|Title||Differences between low-end and high-end climate change impacts in Europe across multiple sectors|
|Author(s)||Harrison, Paula A.; Dunford, Rob W.; Holman, Ian P.; Cojocaru, George; Madsen, Marianne S.; Chen, Pei Yuan; Pedde, Simona; Sandars, Daniel|
|Source||Regional Environmental Change (2018). - ISSN 1436-3798 - 15 p.|
|Department(s)||Soil Geography and Landscape|
|Publication type||Refereed Article in a scientific journal|
|Keyword(s)||Cross-sectoral - High-end scenarios - Impacts - Modelling - Paris agreement|
The Paris Agreement established the 1.5 and 2 °C targets based on the recognition “that this would significantly reduce the risks and impacts of climate change”. We tested this assertion by comparing impacts at the regional scale between low-end (< 2 °C; RCP2.6) and high-end (> 4 °C; RCP8.5) climate change scenarios accounting for interactions across six sectors (agriculture, forestry, biodiversity, water, coasts and urban) using an integrated assessment model.
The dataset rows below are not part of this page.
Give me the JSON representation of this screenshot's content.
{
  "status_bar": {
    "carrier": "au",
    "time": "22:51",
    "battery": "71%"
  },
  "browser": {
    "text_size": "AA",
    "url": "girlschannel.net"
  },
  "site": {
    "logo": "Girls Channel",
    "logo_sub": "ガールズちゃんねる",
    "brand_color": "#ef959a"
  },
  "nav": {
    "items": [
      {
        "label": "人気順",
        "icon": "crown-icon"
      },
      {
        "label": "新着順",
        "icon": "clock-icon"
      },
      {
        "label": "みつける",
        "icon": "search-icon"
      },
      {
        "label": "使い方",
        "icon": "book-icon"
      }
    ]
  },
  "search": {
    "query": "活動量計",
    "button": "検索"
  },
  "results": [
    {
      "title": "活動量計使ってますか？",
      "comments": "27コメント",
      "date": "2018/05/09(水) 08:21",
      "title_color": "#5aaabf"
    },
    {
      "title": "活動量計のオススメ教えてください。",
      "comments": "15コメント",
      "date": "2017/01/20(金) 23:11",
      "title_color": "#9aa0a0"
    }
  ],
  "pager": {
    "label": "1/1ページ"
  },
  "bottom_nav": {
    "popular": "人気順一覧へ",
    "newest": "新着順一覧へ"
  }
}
Results show that there are only minor differences in most impact indicators for the 2020s time slice, but impacts are considerably greater under high-end than low-end climate change in the 2050s and 2080s. For example, for the 2080s, mitigation consistent with the Paris Agreement would reduce aggregate Europe-wide impacts on the area of intensive agriculture by 21% (on average across climate models), on the area of managed forests by 34%, on water stress by 14%, on people flooded by 10% and on biodiversity vulnerability by 16%. Including socio-economic scenarios (SSPs 1, 3, 4, 5) results in considerably greater variation in the magnitude, range and direction of change of the majority of impact indicators than climate change alone. In particular, socio-economic factors much more strongly drive changes in land use and food production than changes in climate, sometimes overriding the differences due to low-end and high-end climate change. Such impacts pose significant challenges for adaptation and highlight the importance of searching for synergies between adaptation and mitigation and linking them to sustainable development goals.